Joe Berry, the editor of the Interactive Issues Section of the Labor Studies Journal (LSJ), has informed us that LSJ is soliciting the submission of articles for a possible section on the historical impact of Braverman’s Labor and Monopoly Capital in honor of its 40th anniversary. Abstracts are being requested by October 1, 2014, and final papers by November 1, 2014. Because of the unusual character of this topic for LSJ, submissions of any length will be considered and may be in other than regular essay form. Please send any abstracts or inquiries to Joe Berry, Interactive Issues Editor, Labor Studies Journal, joeberry [at] igc.org.
An article in the July 24, 2014 issue of Publisher’s Weekly carried the title “South End Throws in the Towel.” The reason for the thirty-seven-year-old South End Press’s demise was financial. It had not managed to publish a new book for over two years, due to dwindling monetary resources and mounting debt. South End entered the Great Recession already in a tenuous financial condition (of the kind that periodically threatens all small, nonprofit left publishers). Its attempt to deal with its worsening budgetary situation led to a cost-saving relocation in 2010 from its longtime Cambridge, Massachusetts home to Brooklyn, made possible by Medgar Evers College of the City University of New York. This was followed by a major financial drive two years later. However, all of this was not enough to turn things around in the difficult economic climate, making South End a casualty of the U.S. financial crisis and the deep stagnation that followed.

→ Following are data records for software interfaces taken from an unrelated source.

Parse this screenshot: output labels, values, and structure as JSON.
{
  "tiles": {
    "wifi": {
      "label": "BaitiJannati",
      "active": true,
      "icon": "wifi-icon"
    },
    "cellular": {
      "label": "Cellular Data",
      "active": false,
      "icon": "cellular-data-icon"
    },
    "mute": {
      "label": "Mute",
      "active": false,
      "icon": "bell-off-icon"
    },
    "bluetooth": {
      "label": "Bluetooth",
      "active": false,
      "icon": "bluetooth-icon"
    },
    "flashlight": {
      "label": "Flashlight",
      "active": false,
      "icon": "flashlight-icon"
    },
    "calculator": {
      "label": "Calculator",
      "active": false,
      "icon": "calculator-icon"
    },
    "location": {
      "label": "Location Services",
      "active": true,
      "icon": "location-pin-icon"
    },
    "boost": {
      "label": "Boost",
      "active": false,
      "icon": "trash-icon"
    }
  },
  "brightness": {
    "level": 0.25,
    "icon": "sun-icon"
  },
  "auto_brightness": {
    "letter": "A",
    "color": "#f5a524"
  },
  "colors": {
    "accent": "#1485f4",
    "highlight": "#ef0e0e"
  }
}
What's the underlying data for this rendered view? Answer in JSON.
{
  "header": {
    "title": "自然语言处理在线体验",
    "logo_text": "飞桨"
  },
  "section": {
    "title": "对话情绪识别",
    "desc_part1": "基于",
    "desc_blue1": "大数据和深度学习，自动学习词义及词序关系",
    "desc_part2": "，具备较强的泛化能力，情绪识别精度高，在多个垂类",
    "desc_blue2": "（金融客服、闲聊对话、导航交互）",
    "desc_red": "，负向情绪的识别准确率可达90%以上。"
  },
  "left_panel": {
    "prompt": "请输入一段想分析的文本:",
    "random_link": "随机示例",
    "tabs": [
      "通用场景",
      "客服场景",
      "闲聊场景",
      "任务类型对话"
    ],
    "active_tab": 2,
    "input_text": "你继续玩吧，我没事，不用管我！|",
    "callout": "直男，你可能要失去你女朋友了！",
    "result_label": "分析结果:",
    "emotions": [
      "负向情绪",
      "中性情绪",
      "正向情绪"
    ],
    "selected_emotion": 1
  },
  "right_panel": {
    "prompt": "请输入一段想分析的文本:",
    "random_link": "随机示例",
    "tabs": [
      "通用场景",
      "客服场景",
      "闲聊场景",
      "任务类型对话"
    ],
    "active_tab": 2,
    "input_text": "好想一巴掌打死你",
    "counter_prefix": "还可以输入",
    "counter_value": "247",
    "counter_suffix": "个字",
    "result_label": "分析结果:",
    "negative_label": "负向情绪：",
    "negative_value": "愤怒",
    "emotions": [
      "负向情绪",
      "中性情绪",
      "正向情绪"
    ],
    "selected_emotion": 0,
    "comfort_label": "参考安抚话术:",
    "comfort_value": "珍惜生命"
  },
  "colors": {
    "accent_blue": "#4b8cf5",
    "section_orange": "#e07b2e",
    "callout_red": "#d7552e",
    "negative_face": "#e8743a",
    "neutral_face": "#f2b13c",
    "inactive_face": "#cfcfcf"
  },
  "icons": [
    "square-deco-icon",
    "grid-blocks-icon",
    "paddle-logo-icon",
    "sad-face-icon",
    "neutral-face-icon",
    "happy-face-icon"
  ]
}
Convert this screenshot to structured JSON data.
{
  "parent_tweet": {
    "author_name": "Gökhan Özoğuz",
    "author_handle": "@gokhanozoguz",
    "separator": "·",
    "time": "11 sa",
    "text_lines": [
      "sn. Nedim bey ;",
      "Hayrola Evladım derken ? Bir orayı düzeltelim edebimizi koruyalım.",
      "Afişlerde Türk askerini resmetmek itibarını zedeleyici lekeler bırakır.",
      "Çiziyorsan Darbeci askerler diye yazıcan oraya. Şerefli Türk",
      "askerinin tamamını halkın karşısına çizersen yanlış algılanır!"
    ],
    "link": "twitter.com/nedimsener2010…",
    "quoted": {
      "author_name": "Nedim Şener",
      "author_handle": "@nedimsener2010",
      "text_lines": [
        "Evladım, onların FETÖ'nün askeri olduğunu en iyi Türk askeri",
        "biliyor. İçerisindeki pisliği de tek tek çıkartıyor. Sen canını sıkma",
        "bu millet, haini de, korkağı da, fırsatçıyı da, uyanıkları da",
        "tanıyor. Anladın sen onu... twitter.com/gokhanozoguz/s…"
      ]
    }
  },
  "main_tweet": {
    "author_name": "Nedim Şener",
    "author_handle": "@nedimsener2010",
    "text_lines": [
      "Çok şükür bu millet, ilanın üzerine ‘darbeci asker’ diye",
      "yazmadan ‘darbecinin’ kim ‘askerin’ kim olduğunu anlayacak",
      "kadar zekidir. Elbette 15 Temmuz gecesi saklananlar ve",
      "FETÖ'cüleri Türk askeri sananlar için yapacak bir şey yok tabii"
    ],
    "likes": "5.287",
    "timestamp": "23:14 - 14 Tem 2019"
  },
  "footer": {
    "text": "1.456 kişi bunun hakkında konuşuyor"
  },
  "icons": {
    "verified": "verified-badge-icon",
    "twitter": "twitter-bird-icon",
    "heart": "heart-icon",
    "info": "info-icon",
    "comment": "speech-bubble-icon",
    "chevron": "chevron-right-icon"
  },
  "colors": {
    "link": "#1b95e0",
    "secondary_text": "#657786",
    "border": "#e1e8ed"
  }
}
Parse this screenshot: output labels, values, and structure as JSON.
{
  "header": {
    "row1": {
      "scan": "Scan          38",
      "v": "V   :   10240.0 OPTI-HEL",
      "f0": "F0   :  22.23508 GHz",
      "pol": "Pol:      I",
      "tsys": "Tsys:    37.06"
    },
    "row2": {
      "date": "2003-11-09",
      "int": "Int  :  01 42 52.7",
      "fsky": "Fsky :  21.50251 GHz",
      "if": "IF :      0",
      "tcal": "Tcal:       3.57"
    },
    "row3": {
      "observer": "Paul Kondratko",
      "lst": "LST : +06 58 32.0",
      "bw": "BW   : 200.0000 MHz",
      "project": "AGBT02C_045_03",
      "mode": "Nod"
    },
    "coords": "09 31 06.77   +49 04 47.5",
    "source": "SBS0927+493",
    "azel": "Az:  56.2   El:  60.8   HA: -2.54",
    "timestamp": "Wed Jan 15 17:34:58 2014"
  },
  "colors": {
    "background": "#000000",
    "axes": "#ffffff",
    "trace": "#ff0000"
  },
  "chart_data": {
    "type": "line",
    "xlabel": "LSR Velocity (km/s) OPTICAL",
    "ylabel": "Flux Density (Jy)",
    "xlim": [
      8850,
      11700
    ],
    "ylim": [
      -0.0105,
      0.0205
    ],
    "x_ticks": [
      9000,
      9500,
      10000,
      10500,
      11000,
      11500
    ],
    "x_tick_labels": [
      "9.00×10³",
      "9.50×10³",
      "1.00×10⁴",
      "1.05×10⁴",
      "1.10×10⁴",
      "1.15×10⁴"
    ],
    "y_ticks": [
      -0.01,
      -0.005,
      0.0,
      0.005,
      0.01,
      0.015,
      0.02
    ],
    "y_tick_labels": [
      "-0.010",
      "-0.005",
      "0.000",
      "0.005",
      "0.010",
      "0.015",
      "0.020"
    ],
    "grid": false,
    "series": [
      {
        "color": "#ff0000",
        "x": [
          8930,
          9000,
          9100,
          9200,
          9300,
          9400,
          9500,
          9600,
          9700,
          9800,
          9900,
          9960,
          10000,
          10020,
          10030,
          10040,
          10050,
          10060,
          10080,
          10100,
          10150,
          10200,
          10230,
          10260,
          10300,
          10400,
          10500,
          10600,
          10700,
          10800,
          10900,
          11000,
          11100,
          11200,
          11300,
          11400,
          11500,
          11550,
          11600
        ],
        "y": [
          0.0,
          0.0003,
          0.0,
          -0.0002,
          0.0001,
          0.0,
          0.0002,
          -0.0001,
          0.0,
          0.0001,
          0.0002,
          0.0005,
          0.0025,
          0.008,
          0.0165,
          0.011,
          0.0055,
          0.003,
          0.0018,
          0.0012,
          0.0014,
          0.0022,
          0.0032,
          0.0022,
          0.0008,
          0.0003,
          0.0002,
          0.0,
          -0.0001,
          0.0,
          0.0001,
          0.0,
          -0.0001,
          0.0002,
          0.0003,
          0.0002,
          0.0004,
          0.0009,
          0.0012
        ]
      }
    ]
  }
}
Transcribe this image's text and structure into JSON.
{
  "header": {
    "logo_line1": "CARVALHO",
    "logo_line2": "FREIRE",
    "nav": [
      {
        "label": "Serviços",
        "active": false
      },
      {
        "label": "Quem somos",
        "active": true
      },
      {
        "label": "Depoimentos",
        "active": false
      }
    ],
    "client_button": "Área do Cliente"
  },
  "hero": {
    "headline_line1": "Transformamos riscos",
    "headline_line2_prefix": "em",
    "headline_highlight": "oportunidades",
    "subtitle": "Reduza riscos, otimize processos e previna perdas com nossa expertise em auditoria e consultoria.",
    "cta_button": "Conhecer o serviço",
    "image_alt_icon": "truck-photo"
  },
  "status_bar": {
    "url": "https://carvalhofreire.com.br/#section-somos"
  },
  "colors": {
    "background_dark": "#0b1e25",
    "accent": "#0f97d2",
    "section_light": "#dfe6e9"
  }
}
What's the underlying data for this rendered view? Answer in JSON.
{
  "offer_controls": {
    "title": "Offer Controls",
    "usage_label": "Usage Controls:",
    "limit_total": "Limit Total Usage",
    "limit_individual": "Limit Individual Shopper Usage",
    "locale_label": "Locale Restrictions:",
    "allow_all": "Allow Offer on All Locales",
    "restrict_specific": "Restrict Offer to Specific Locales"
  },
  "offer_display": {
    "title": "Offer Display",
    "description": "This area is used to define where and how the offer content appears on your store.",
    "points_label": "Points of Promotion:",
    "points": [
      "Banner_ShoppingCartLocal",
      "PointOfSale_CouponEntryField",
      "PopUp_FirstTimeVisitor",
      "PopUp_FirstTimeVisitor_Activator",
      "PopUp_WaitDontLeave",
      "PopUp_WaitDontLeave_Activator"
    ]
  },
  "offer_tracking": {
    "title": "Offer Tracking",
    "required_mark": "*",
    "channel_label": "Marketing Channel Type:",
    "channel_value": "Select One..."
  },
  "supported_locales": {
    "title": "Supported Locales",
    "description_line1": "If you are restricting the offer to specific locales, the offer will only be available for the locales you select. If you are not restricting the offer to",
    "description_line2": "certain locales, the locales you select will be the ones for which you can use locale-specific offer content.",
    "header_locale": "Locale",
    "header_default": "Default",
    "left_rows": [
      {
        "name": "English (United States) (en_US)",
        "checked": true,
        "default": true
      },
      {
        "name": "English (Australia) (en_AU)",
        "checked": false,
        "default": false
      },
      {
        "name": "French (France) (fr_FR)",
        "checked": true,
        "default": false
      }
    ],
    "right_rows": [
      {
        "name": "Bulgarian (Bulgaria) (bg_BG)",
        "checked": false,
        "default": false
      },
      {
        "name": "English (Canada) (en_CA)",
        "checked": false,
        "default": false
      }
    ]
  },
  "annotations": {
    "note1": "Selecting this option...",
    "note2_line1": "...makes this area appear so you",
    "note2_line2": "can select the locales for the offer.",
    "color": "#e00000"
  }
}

We would like to provide homage to all of those who made South End Press such an important and vital part of the overall left movement in the country. Indeed, it is hard for us to think of the new social movements from the 1970s on without also thinking of South End Press. It was known for its courageous publication of such authors as Noam Chomsky, Edward Herman, bell hooks, Arundhati Roy, Daniel Singer, and Howard Zinn. The publication of Herman and Chomsky’s The Political Economy of Human Rights in 1979 stands out as a landmark in U.S. publishing, and in the analysis of U.S. imperialism.
South End’s demise leaves a vibrant community of left publishers behind in the United States. Besides Monthly Review Press, there is Haymarket Books (which is taking up many South End Press titles), New Press, Nation Books, Verso (now based in New York as well as London), Seven Stories, AK Press, PM Press, and others. Nevertheless, the disappearance of South End Press is a genuine loss: the demise of something distinctive, which we must strive to remember in our struggles.